You’ve probably come across it before in your life. You head out with your friends, enjoy a dinner and maybe a round of drinks. For the most part, everyone is laughing on the conversation. But one of your friends seems a little disengaged, a little too quiet. You realize that they’ve been like that for as long as you can remember, too. Sure, you’re generally very amiable with them, but once or twice you couldn’t help but think they’re a bit snobbish for brushing off your attempts to pull them into the mix.
Here’s the rub: it may not be snobbishness that’s holding your friend back. It might not even be shyness (though shyness does come with the package). It could simply be due to their heightened anxiety – it’s more rooted in fear than anything else. And the best way to help is to recognize it.
Holly Riordan, a contributor for Thought Catalog, had this to say about her own experiences with the horrors of anxiety:
“I’m terrified of talking on the phone and starting conversations with strangers.
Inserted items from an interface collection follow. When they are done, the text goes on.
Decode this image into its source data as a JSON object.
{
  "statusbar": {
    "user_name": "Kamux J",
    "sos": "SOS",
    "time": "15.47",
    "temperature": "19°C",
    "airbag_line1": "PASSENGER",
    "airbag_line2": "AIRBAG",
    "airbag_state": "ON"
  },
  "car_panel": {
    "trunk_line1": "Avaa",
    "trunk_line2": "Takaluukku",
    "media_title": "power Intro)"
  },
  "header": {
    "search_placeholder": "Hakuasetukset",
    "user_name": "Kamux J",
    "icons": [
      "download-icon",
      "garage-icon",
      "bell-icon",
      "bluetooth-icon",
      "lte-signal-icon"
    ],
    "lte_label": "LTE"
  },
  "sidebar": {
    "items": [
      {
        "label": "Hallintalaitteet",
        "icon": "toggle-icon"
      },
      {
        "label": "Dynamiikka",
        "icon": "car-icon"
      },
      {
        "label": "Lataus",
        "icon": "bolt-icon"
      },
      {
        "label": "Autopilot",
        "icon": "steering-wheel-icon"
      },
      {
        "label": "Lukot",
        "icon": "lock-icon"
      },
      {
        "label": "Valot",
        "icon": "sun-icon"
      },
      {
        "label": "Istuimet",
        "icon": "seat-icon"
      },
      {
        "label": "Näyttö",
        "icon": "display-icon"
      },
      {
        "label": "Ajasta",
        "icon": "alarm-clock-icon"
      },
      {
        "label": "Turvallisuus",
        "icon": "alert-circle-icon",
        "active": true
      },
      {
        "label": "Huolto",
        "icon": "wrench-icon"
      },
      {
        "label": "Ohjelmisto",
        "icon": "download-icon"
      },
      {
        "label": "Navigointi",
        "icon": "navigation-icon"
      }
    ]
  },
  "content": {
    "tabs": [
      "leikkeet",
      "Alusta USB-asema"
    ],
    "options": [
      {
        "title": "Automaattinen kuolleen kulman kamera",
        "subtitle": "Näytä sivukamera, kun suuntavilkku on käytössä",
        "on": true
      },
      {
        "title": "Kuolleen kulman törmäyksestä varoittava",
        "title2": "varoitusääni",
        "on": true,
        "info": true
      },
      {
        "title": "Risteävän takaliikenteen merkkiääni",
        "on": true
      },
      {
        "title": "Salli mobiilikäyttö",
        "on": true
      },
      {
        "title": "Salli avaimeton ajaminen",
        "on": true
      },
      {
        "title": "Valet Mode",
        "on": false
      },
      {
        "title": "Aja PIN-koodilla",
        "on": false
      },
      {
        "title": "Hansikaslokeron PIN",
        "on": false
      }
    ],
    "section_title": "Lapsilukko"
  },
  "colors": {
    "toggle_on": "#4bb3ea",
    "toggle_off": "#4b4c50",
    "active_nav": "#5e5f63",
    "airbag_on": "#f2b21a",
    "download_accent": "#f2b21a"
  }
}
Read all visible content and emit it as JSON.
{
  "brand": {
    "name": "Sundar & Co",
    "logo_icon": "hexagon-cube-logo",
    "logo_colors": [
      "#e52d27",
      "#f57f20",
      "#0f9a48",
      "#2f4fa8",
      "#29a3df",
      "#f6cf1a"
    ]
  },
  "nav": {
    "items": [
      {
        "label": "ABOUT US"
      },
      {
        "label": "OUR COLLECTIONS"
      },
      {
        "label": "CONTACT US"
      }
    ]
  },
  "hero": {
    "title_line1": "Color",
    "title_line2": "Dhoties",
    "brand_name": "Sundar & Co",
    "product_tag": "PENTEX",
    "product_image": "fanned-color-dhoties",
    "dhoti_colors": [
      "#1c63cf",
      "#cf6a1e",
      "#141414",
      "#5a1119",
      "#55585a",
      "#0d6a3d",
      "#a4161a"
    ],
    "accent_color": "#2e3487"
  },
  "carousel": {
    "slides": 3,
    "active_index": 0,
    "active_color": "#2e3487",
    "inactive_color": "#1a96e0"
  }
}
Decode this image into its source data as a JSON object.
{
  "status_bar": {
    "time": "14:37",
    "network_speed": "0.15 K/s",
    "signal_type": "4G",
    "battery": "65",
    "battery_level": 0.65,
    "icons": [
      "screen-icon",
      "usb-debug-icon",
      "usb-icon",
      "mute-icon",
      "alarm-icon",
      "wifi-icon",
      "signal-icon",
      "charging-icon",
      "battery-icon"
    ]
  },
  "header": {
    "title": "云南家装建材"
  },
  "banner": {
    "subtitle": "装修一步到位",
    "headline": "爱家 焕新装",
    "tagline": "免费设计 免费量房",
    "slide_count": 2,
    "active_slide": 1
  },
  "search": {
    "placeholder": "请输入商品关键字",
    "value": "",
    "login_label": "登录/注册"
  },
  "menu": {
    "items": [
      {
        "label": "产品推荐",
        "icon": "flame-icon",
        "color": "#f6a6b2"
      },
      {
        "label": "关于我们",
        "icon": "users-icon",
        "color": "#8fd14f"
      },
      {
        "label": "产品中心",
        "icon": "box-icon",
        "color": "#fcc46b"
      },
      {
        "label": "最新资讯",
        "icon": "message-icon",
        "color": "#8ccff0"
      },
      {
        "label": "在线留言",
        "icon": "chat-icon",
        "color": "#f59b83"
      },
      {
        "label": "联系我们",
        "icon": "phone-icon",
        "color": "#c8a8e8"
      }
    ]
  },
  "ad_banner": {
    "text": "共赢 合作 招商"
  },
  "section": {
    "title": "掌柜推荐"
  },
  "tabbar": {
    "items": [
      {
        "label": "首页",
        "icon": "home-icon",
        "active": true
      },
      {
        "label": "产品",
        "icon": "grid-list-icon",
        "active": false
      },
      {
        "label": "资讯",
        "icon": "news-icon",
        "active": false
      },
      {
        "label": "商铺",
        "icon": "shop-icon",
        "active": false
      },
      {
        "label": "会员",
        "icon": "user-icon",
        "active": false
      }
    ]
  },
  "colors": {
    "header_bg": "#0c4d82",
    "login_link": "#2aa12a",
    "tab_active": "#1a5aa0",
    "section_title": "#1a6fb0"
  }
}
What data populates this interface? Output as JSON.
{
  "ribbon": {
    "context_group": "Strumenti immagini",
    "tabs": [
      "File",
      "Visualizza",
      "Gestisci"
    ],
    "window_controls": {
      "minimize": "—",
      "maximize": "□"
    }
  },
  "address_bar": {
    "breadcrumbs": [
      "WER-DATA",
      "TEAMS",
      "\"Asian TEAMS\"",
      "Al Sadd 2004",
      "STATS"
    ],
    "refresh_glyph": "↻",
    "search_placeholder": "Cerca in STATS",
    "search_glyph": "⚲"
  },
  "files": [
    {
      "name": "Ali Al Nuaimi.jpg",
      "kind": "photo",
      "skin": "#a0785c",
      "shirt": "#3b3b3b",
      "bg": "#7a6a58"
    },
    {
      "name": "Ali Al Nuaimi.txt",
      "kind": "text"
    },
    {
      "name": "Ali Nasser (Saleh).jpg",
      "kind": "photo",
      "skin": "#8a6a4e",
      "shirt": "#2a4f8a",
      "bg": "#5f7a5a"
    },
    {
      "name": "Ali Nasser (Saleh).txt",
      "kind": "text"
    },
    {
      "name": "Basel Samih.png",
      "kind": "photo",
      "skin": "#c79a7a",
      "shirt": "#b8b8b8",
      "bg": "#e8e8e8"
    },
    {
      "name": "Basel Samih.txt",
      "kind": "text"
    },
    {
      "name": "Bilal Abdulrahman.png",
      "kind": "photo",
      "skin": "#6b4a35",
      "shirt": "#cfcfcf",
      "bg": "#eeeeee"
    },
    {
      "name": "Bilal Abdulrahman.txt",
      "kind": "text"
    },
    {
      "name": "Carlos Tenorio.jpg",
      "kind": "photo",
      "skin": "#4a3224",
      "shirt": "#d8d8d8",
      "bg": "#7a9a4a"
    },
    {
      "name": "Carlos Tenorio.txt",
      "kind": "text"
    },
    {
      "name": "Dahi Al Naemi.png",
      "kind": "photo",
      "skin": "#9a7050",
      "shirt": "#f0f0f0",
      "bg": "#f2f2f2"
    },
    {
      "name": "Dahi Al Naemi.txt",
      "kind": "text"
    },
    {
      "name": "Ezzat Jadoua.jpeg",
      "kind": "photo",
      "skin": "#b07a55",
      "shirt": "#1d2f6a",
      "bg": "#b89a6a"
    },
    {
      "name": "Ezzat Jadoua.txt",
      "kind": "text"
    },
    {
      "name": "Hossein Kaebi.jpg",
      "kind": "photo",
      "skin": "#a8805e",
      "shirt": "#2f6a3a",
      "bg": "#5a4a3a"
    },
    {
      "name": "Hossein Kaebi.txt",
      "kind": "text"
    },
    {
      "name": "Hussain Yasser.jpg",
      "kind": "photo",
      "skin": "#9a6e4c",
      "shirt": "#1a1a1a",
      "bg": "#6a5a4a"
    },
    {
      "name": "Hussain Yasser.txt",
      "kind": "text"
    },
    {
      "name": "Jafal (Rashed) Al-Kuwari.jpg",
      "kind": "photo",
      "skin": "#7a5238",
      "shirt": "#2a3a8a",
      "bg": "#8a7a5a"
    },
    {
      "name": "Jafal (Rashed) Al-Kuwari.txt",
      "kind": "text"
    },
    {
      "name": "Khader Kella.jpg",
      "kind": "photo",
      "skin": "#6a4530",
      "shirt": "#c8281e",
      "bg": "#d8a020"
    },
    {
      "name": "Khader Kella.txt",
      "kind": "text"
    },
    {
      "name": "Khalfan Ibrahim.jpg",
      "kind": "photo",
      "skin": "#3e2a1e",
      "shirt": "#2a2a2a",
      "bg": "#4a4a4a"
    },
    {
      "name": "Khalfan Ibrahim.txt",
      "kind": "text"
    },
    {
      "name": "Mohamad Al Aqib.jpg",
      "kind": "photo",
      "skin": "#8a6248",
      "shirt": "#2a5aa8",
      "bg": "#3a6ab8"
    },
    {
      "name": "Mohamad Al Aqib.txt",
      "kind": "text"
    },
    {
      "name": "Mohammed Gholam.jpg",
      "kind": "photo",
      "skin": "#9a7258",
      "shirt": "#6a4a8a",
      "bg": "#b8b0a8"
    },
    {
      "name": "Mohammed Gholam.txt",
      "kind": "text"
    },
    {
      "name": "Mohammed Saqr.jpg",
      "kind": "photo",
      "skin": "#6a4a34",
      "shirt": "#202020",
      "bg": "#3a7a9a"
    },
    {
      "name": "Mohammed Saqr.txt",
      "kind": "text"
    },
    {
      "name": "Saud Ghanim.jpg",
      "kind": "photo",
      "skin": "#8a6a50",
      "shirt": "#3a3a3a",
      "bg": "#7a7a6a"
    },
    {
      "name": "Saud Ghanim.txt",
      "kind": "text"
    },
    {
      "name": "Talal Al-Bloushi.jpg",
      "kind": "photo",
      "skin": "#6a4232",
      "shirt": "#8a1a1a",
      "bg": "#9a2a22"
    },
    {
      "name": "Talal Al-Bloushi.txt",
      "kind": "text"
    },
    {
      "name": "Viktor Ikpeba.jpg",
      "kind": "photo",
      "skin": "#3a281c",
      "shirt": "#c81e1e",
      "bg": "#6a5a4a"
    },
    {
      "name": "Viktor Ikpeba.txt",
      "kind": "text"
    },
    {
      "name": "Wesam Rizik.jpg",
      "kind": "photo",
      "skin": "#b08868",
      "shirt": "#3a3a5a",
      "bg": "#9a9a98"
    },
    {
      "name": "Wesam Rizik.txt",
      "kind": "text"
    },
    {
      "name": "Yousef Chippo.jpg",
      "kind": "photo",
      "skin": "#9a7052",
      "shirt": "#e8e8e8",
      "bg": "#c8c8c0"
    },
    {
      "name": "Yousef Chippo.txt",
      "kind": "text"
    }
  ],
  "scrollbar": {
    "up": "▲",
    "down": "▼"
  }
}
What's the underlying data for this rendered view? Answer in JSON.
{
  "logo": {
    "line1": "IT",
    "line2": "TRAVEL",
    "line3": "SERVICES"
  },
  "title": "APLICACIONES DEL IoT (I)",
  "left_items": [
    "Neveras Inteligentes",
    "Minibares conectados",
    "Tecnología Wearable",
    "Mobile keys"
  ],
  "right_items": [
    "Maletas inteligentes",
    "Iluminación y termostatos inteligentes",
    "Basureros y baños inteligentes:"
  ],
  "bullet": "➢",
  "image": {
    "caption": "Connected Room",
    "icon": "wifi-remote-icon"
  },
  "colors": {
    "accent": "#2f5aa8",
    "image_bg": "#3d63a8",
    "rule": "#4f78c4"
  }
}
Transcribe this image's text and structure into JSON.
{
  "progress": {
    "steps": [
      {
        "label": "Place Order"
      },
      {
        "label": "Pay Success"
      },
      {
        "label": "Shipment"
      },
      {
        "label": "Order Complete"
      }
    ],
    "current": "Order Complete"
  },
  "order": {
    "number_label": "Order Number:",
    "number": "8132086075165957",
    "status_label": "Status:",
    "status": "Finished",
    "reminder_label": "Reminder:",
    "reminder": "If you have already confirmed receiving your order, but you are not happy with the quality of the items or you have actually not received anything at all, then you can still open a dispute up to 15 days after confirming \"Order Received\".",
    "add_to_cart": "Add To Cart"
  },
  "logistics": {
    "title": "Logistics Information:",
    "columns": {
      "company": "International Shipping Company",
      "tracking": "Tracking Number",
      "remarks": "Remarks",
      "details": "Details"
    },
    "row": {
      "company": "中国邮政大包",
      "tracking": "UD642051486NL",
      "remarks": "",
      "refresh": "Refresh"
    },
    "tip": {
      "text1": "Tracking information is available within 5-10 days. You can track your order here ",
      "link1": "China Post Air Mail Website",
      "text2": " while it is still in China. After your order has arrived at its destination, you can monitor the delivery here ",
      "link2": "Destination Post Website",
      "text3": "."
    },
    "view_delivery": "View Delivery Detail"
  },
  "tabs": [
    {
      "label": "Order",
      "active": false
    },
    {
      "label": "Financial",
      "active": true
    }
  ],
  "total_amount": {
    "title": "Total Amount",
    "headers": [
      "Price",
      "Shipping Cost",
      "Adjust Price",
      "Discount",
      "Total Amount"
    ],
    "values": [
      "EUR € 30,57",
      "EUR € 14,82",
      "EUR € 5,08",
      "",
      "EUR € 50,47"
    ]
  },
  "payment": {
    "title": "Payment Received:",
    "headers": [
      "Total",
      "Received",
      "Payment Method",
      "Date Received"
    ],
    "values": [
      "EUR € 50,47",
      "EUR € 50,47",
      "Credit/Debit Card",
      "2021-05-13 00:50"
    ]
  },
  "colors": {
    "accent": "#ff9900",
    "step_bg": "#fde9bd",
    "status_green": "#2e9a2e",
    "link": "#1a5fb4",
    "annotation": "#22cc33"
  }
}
I’m even scared of texting certain friends and coming on too strong, of graduating from a concerned friend to an annoying nuisance. So I delete messages. I wait too long to answer back. I don’t let on that I care… But I care more than anyone realizes. I care so much it hurts.”
She then goes on to admit that she comes across as a snob, or as a (B-word). She doesn’t try to be, though – that’s simply how anxiety works. It takes your intention to care or be part of an interaction, then fills your head with such horrible ideas and scenarios that you can’t help but back off. So instead of risking embarrassing yourself or looking foolish, you back off.
Calm Clinic explains the spiral: “It is a vicious cycle wherein you feel anxious about speaking, then you find that you can’t speak because you’re too anxious about speaking, then you become anxious about not being able to speak, and the cycle perpetuates itself.”
That’s much worse than good, old-fashioned shyness. Shyness may manifest in a few tendencies, but it typically doesn’t derail one’s whole social life; anxiety does.
How To Help
So, how do you help someone if you feel they suffer from anxiety? Well, don’t just tell them to “calm down”, and don’t avoid them either. Those actions may pile on the pressure and make things worse.
Instead, spend time talking to them. Make it clear that you’re listening to them without being judgmental. Talk openly, and be sensitive in letting them know when you notice a change in their behavior. Once they seem more at ease, do encourage them to see health professionals, if they look like they need it. Accompanying them or assisting them in making an appointment would also go a long way.
And the usual rule of thumb, no matter what we’re dealing with, things become a lot easier when we put ourselves in someone else’s shoes.